Investors rattled by spreading Mideast unrest drove stocks across the Arab world down sharply Wednesday, with regional heavyweight Saudi Arabia's exchange suffering another day of steep declines.
The kingdom's benchmark Saudi All Shares Index tumbled 4.4 percent in late afternoon trading, piling on to losses sustained in a 6.8 percent rout late in the previous session after most other regional markets had closed.
"Investors are very jittery. There is clearly panic selling," said John Sfakianakis, chief economist with the Riyadh, Saudi Arabia-based Banque Saudi-Fransi, who said he expects the sell-off to continue. "Whenever this jittery panic sets in, it has a snowball effect."
The Saudi index has lost about a fifth of its value since the start of the year even as oil prices _ the kingdom's main source of revenue _ are pushing back toward $100 a barrel on the New York Mercantile Exchange.
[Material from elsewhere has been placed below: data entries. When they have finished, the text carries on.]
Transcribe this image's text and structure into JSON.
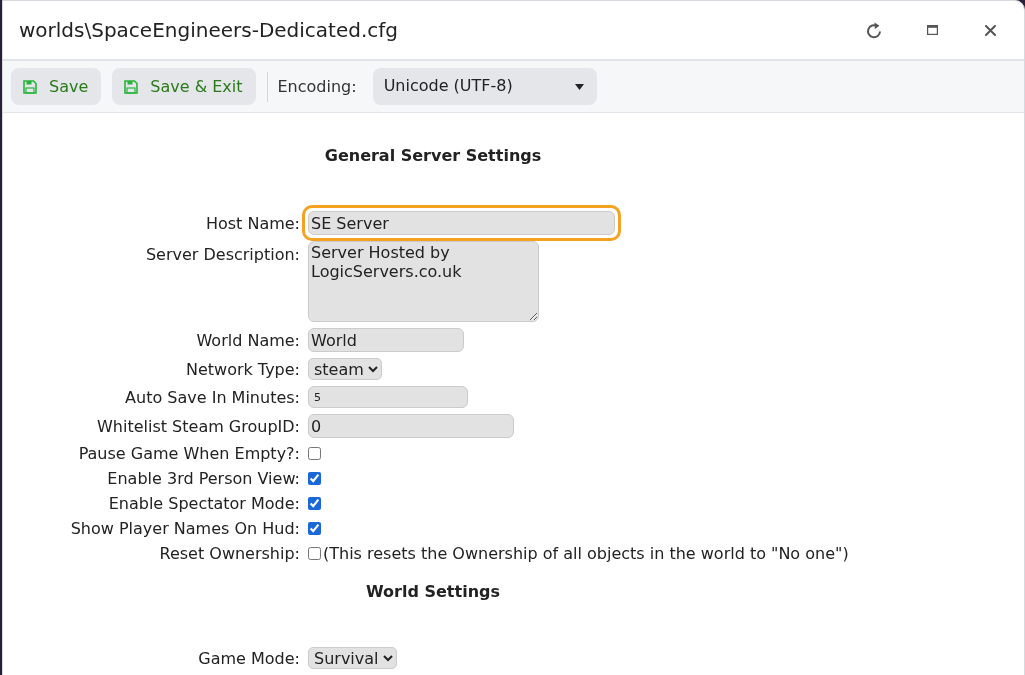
{
  "window": {
    "title": "worlds\\SpaceEngineers-Dedicated.cfg"
  },
  "toolbar": {
    "buttons": [
      {
        "label": "Save"
      },
      {
        "label": "Save & Exit"
      }
    ],
    "encoding": {
      "label": "Encoding:",
      "value": "Unicode (UTF-8)"
    }
  },
  "sections": [
    {
      "heading": "General Server Settings",
      "fields": [
        {
          "kind": "text",
          "label": "Host Name:",
          "value": "SE Server",
          "focused": true
        },
        {
          "kind": "textarea",
          "label": "Server Description:",
          "value": "Server Hosted by LogicServers.co.uk",
          "focused": false
        },
        {
          "kind": "text",
          "label": "World Name:",
          "value": "World",
          "focused": false
        },
        {
          "kind": "select",
          "label": "Network Type:",
          "value": "steam",
          "focused": false
        },
        {
          "kind": "number",
          "label": "Auto Save In Minutes:",
          "value": "5",
          "focused": false
        },
        {
          "kind": "text",
          "label": "Whitelist Steam GroupID:",
          "value": "0",
          "focused": false
        },
        {
          "kind": "checkbox",
          "label": "Pause Game When Empty?:",
          "checked": false,
          "focused": false
        },
        {
          "kind": "checkbox",
          "label": "Enable 3rd Person View:",
          "checked": true,
          "focused": false
        },
        {
          "kind": "checkbox",
          "label": "Enable Spectator Mode:",
          "checked": true,
          "focused": false
        },
        {
          "kind": "checkbox",
          "label": "Show Player Names On Hud:",
          "checked": true,
          "focused": false
        },
        {
          "kind": "checkbox",
          "label": "Reset Ownership:",
          "checked": false,
          "focused": false,
          "note": "(This resets the Ownership of all objects in the world to \"No one\")"
        }
      ]
    },
    {
      "heading": "World Settings",
      "fields": [
        {
          "kind": "select",
          "label": "Game Mode:",
          "value": "Survival",
          "focused": false
        }
      ]
    }
  ]
}
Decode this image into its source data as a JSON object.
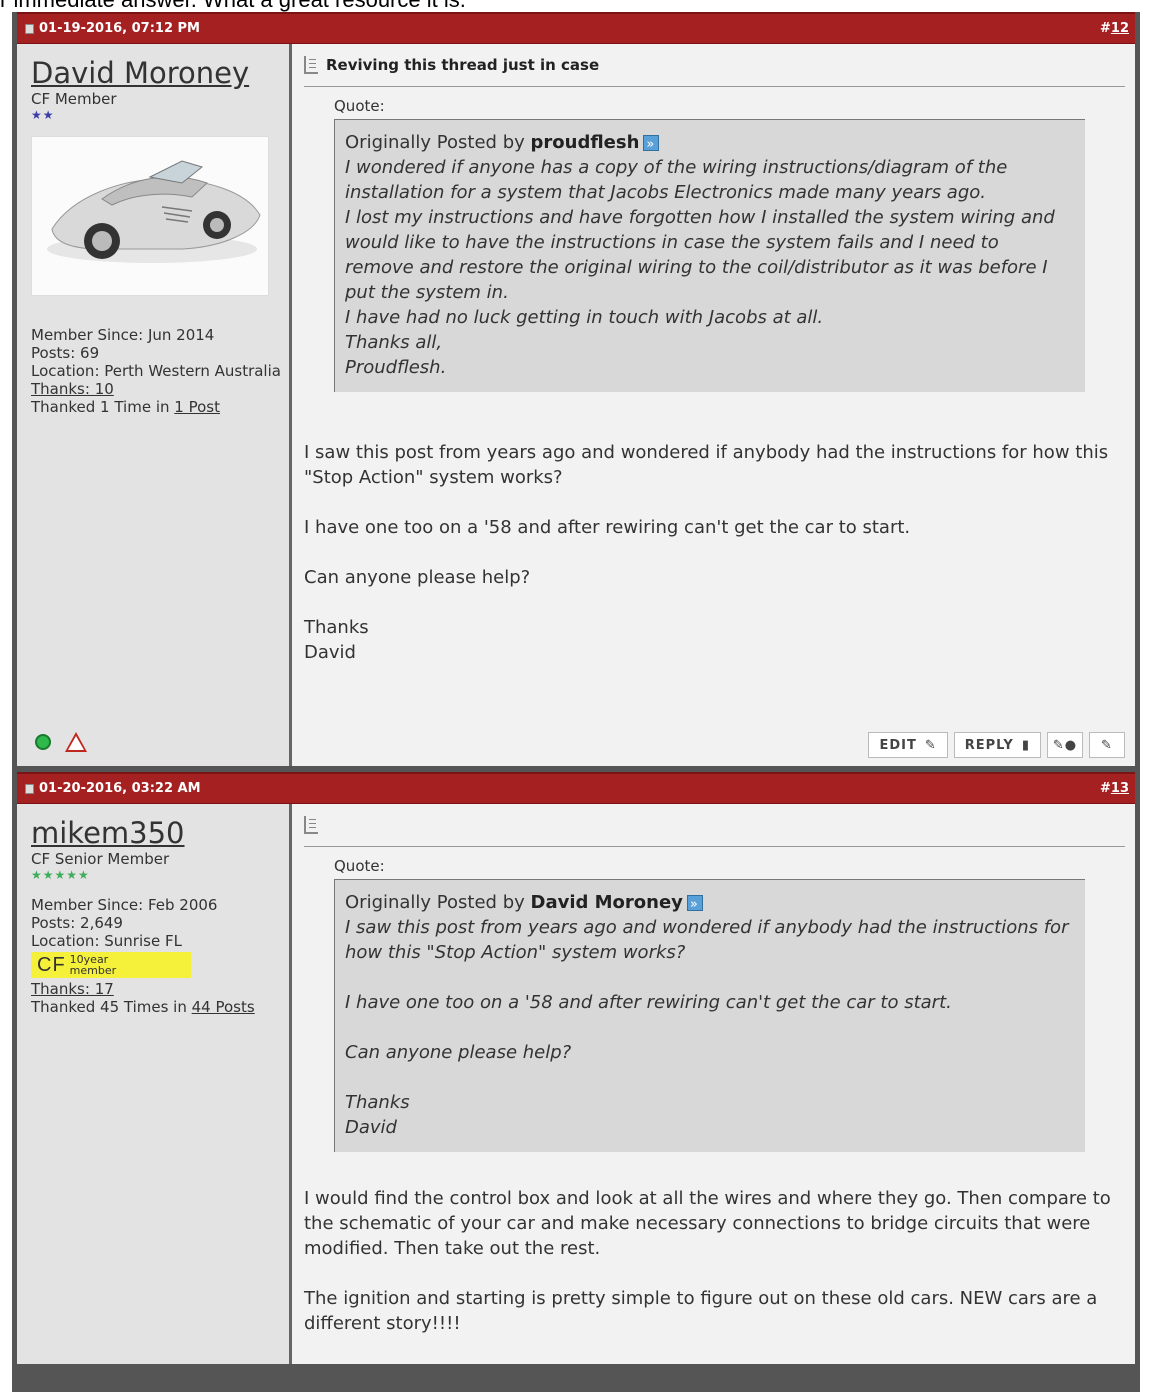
{
  "top_text": "r immediate answer.  What a great resource it is.",
  "posts": [
    {
      "date": "01-19-2016, 07:12 PM",
      "number_prefix": "#",
      "number": "12",
      "username": "David Moroney",
      "user_title": "CF Member",
      "stars": "★★",
      "member_since": "Member Since: Jun 2014",
      "posts": "Posts: 69",
      "location": "Location: Perth Western Australia",
      "thanks": "Thanks: 10",
      "thanked_pre": "Thanked 1 Time in ",
      "thanked_link": "1 Post",
      "title": "Reviving this thread just in case",
      "quote_label": "Quote:",
      "quote_by_pre": "Originally Posted by ",
      "quote_author": "proudflesh",
      "quote_text": "I wondered if anyone has a copy of the wiring instructions/diagram of the installation for a system that Jacobs Electronics made many years ago.\nI lost my instructions and have forgotten how I installed the system wiring and would like to have the instructions in case the system fails and I need to remove and restore the original wiring to the coil/distributor as it was before I put the system in.\nI have had no luck getting in touch with Jacobs at all.\nThanks all,\nProudflesh.",
      "message": "I saw this post from years ago and wondered if anybody had the instructions for how this \"Stop Action\" system works?\n\nI have one too on a '58 and after rewiring can't get the car to start.\n\nCan anyone please help?\n\nThanks\nDavid",
      "buttons": {
        "edit": "EDIT",
        "reply": "REPLY"
      }
    },
    {
      "date": "01-20-2016, 03:22 AM",
      "number_prefix": "#",
      "number": "13",
      "username": "mikem350",
      "user_title": "CF Senior Member",
      "stars": "★★★★★",
      "member_since": "Member Since: Feb 2006",
      "posts": "Posts: 2,649",
      "location": "Location: Sunrise FL",
      "badge_cf": "CF",
      "badge_line1": "10year",
      "badge_line2": "member",
      "thanks": "Thanks: 17",
      "thanked_pre": "Thanked 45 Times in ",
      "thanked_link": "44 Posts",
      "quote_label": "Quote:",
      "quote_by_pre": "Originally Posted by ",
      "quote_author": "David Moroney",
      "quote_text": "I saw this post from years ago and wondered if anybody had the instructions for how this \"Stop Action\" system works?\n\nI have one too on a '58 and after rewiring can't get the car to start.\n\nCan anyone please help?\n\nThanks\nDavid",
      "message": "I would find the control box and look at all the wires and where they go. Then compare to the schematic of your car and make necessary connections to bridge circuits that were modified. Then take out the rest.\n\nThe ignition and starting is pretty simple to figure out on these old cars. NEW cars are a different story!!!!"
    }
  ]
}
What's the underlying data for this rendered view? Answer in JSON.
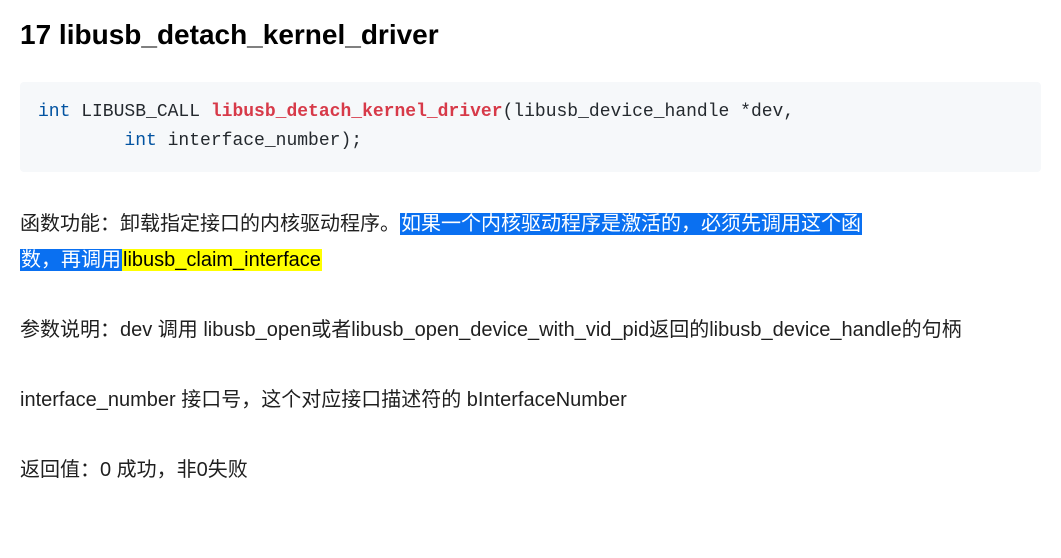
{
  "heading": "17 libusb_detach_kernel_driver",
  "code": {
    "kw_int1": "int",
    "call_macro": " LIBUSB_CALL ",
    "fn_name": "libusb_detach_kernel_driver",
    "sig_tail1": "(libusb_device_handle *dev,",
    "indent": "        ",
    "kw_int2": "int",
    "sig_tail2": " interface_number);"
  },
  "desc": {
    "prefix": "函数功能：卸载指定接口的内核驱动程序。",
    "blue1": "如果一个内核驱动程序是激活的，必须先调用这个函",
    "blue2": "数，再调用",
    "yellow": "libusb_claim_interface"
  },
  "params1": "参数说明：dev 调用 libusb_open或者libusb_open_device_with_vid_pid返回的libusb_device_handle的句柄",
  "params2": "interface_number 接口号，这个对应接口描述符的 bInterfaceNumber",
  "retval": "返回值：0 成功，非0失败"
}
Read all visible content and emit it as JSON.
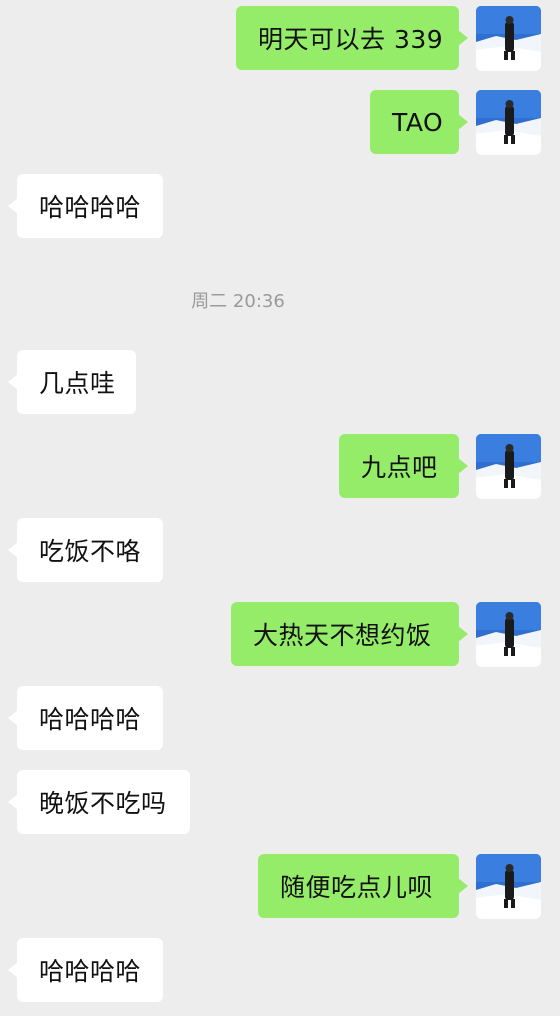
{
  "messages": [
    {
      "side": "sent",
      "text": "明天可以去 339"
    },
    {
      "side": "sent",
      "text": "TAO"
    },
    {
      "side": "received",
      "text": "哈哈哈哈"
    },
    {
      "side": "received",
      "text": "几点哇"
    },
    {
      "side": "sent",
      "text": "九点吧"
    },
    {
      "side": "received",
      "text": "吃饭不咯"
    },
    {
      "side": "sent",
      "text": "大热天不想约饭"
    },
    {
      "side": "received",
      "text": "哈哈哈哈"
    },
    {
      "side": "received",
      "text": "晚饭不吃吗"
    },
    {
      "side": "sent",
      "text": "随便吃点儿呗"
    },
    {
      "side": "received",
      "text": "哈哈哈哈"
    }
  ],
  "timestamp": "周二 20:36",
  "colors": {
    "background": "#ededed",
    "sent_bubble": "#95ec69",
    "received_bubble": "#ffffff",
    "timestamp_text": "#9a9a9a"
  },
  "icons": {
    "avatar": "user-avatar-snow-photo"
  }
}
Investors fear the demonstrations that have shaken Bahrain and Oman could spread elsewhere in the Gulf, including OPEC kingpin Saudi Arabia, the largest Arab economy. Anti-government organizers are calling for rallies in Saudi Arabia on March 11, though it remains unclear how much support opposition groups have.
Increasing unrest in North Africa, particularly Libya, a significant oil producer, is putting further pressure on Mideast markets. Libyan leader Moammar Gadhafi again vowed on Wednesday to fight to the "last man and last woman" to defend his country against anti-government rebels who hold parts of Libya's east.
Stock sell-offs in Asia and Europe and a lack of a clear end game for the regional unrest give investors little incentive to buy into regional markets, analysts say.
"The news flow is negative. The uncertainty is there," said Akram Annous, Middle East and North Africa strategist at Dubai-based Al Mal Capital.
The Dubai Financial Market's benchmark index dropped 3.5 percent to close at 1,374 points.
Shares of the Dubai developer of the world's tallest tower, Emaar Properties, plunged 6 percent Wednesday. The Dubai Financial Market's own shares shed 4.9 percent.
National Central Cooling Co., also known as Tabreed, plunged 7.6 percent after it disclosed that it would tap into as much as 3.1 billion dirhams ($845 million) in new funds from Abu Dhabi state investment fund Mubadala Development Co.
Annous said investors are selling off shares of many Gulf-based companies not necessarily because they expect significant unrest in places such as Dubai, Abu Dhabi or Qatar, but because of the potential ripple effects to their business elsewhere in the Arab world. Uncertainty in potential growth markets in North Africa such as Egypt, Tunisia and Libya makes it difficult for Mideast companies to plan ahead, he said.
"It's more that you're worried about how you're going to grow in the region," Annous said. "You need to get back to that simple process where you know who's in control. Right now you don't even know who you're supposed to have dialogue with."
Markets elsewhere in the region also fell.
Qatar's stock index dropped 3.6 percent to 7,657 points. Kuwait fell 2.3 percent to 6,158.